Phishing emails can be used to infect computers with malware and to guard against this type of risk, it's always best to take the "better safe than sorry" approach and pick up the phone to verify the email is actually coming from the person you believe it is.
Lack of centralization can make cyberattacks easier
Having a broad network of people who aid in managing your wealth can also be a boon for hackers.
"Typically, clients we work with have a financial team," says Bertrand. "Because more people are potentially involved managing various aspects of your financial plan, hackers have more wiggle room to build convincing stories that do not need to be verified."
Bertrand offers two tips for protecting yourself when you have a larger team, or widespread assets.
First, "high-net-worth individuals need to develop a 'trust but verify' process," she explains. "This means that people or companies who work with these individuals need to know what they are allowed to approve and what they need to call and verify." In the best-case scenario, employees should verify all emails and phone calls with you prior to transferring money.
The second tip is to understand where your assets are held. You don't necessarily need to aggregate all your assets in one place but you should have visibility and transparency with regard to where your accounts are located and what's in them.

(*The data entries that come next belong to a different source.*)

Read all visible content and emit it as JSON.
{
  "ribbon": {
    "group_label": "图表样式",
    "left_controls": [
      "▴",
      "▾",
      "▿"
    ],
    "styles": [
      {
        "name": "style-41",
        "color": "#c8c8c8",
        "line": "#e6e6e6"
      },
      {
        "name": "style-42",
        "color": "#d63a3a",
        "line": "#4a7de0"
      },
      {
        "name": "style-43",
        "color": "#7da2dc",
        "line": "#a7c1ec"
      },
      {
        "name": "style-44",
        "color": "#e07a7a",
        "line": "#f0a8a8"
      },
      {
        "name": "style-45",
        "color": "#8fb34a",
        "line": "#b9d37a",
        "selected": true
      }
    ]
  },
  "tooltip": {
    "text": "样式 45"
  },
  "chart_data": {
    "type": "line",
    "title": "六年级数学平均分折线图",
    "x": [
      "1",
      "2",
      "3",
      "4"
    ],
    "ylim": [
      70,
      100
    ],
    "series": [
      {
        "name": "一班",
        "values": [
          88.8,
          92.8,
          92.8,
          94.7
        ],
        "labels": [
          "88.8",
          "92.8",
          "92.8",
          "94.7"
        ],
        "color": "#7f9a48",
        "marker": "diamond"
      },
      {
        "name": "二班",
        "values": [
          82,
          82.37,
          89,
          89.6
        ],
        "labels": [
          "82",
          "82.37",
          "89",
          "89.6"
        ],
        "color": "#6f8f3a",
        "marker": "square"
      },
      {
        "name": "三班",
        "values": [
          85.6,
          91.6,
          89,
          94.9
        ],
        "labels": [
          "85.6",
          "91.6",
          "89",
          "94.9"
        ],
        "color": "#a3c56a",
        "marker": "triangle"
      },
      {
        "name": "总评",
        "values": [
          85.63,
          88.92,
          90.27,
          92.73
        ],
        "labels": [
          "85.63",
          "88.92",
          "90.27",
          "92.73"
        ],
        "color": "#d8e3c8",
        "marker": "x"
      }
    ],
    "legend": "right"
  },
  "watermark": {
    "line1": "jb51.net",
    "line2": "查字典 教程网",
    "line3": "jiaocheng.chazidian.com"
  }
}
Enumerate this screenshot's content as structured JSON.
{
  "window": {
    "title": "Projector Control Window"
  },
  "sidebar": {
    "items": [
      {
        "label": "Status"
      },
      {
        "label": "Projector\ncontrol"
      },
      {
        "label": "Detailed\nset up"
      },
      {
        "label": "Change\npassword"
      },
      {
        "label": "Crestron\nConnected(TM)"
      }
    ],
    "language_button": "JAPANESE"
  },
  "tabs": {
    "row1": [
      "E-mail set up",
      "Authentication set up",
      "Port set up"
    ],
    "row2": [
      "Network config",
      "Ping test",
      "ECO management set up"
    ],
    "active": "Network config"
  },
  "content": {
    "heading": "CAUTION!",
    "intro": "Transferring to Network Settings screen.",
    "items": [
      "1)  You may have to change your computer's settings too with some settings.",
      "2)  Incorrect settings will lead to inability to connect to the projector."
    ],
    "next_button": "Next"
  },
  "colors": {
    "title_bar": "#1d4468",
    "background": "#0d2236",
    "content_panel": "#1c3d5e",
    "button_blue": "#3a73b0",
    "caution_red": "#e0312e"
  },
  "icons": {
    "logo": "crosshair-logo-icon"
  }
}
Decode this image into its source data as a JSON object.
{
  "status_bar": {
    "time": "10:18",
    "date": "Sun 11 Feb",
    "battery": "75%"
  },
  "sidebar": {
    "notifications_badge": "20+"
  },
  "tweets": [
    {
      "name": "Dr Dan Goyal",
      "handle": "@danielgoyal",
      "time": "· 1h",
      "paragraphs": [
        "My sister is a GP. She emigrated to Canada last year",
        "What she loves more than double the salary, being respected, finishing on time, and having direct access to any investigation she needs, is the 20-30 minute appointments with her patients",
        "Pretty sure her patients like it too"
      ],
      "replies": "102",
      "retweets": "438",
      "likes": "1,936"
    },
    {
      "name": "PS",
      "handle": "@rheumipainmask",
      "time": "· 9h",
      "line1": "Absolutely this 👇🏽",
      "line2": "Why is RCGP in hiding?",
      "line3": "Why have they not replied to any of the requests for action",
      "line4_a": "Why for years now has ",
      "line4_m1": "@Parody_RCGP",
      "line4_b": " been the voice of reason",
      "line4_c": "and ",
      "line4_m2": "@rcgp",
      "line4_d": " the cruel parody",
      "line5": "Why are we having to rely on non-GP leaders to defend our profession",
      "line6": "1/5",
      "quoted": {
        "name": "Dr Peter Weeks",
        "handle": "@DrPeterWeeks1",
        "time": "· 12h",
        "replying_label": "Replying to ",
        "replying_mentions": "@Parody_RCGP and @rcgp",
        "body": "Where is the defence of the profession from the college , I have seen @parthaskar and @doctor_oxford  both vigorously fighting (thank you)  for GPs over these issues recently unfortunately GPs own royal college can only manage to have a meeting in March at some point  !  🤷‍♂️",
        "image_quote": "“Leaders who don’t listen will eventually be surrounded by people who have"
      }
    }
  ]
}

High-net-worth households have the means to pay
The use of ransomware — a software program which blocks access to systems or data until a ransom is paid — also poses a threat to HNWIs and, while businesses are often the target, individuals and family offices aren't immune.
Because HNW households have the resources to pay the ransom, cyber thieves are betting many of these individuals would prefer to pay up rather than dealing with a locked computer.
Preventing ransomware begins with protecting your personal and financial details and ensuring basic security practices are followed down the line by employees and any other individuals who have access to your information.
Luxury locations are a target for wireless spoofing
When you're traveling, you may find yourself using public and open wireless networks or hotspots to get online. But these networks are particularly unsecured, even when they require a password. Hackers are taking advantage of this fact and targeting luxury hotels and airport lounges where they know HNWIs will be using their laptops and phones.
Never log in to password-protected websites that contain sensitive data, such as your bank accounts, social media channels or email, when using public Wi-Fi. If you need to use a Wi-Fi hotspot, consider using a virtual private network (VPN) to secure your connection.
Recognizing and understanding the various ways in which you may be a target of cyber fraud is an important step in protecting your assets. With this knowledge you can have a conversation with the professionals who are managing your assets to ensure they're properly equipped to identify and handle a cyber threat. You'll also be able to take your own precautions so you don't unknowingly make it easy for a cyber thief to target you.
This article originally appeared on CNB.com. City National Bank is an RBC company. This report is for general information and education only and was compiled from data and sources believed to be reliable. City National Bank does not warrant that it is accurate or complete, nor does City National Bank represent that the information provided, if followed, will provide a complete safeguard of your information. City National Bank maintains security procedures designed to help prevent unauthorized access to your accounts and your information.